Whilst the shows have allowed Charlie to grow as a designer, it is the personal relationships he developed during his time in Birmingham that he is most grateful for. He explains: “Putting it bluntly, Michael Barry is the reason I’m at the point where I am today – he’s totally changed my life. He’s been my mentor and opened doors for me that would otherwise have remained closed. For instance, in 2016, he text me saying he’d recommended me for a job but ‘not to get too excited’ as nothing may come of it. I thought ‘fine’, but then half an hour later received a phone call from Pawel at the Polish National Opera asking if I wanted to light Tristan I Izolda. At the time, I was 26 years old and lighting for the Polish National Opera which has the biggest stage in Europe. I remember walking out onto the stage which was 30m wide and 80m deep and thinking ‘why am I here?’. He’s also responsible for recommending me to the wonderful Amy Lane who I lit Das Rheingold with at Loughborough this year; a role I will continue with the rest of The Ring Cycle until 2023. Essentially, Michael has been incredible to me and none of the above would have happened without him”.

Charlie and Jack on one of their many adventures 

He continues: “I’ve also met my closest friends through the show. Jack Ramplin was Technical Manager at the theatre at the time and, over the years, he’s become the brother I never had and always wanted…as clichéd as that sounds. We holiday together and hang out during work ‘down time’. We’ve worked together on virtually every show since and he’s currently touring Avenue Q. He’s also my sounding board for every design I draw”.

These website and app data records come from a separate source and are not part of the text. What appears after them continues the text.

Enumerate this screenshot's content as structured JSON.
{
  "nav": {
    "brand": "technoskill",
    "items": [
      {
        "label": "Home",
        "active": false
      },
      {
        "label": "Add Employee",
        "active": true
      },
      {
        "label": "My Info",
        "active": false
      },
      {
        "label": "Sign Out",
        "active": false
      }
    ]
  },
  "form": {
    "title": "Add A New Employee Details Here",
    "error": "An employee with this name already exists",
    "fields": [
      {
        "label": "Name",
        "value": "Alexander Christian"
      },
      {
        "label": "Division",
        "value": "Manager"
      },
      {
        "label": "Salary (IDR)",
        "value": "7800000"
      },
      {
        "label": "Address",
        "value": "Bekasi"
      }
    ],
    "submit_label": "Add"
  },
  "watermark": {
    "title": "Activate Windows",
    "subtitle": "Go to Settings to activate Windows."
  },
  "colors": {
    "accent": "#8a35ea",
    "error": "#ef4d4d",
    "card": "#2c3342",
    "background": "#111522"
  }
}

This year is the fifth and final Conservatoire show that Charlie has worked on and marks, what he describes as, ‘the end of an era’. He explains: “Michael is now stepping down from the Conservatoire and, as we are such a tight-knit group, we felt it was right we should all do the same and allow a new team to come in with their creative vision. It does feel like a chapter being closed but what an incredible journey it’s been. What’s brilliant is how the shows and I have evolved simultaneously over the years and it’s such an honour to have played a small part in these productions. I can’t wait for audiences to see Mansfield Park and to end this brilliant adventure on a high”.

Photos by Graeme Braidwood.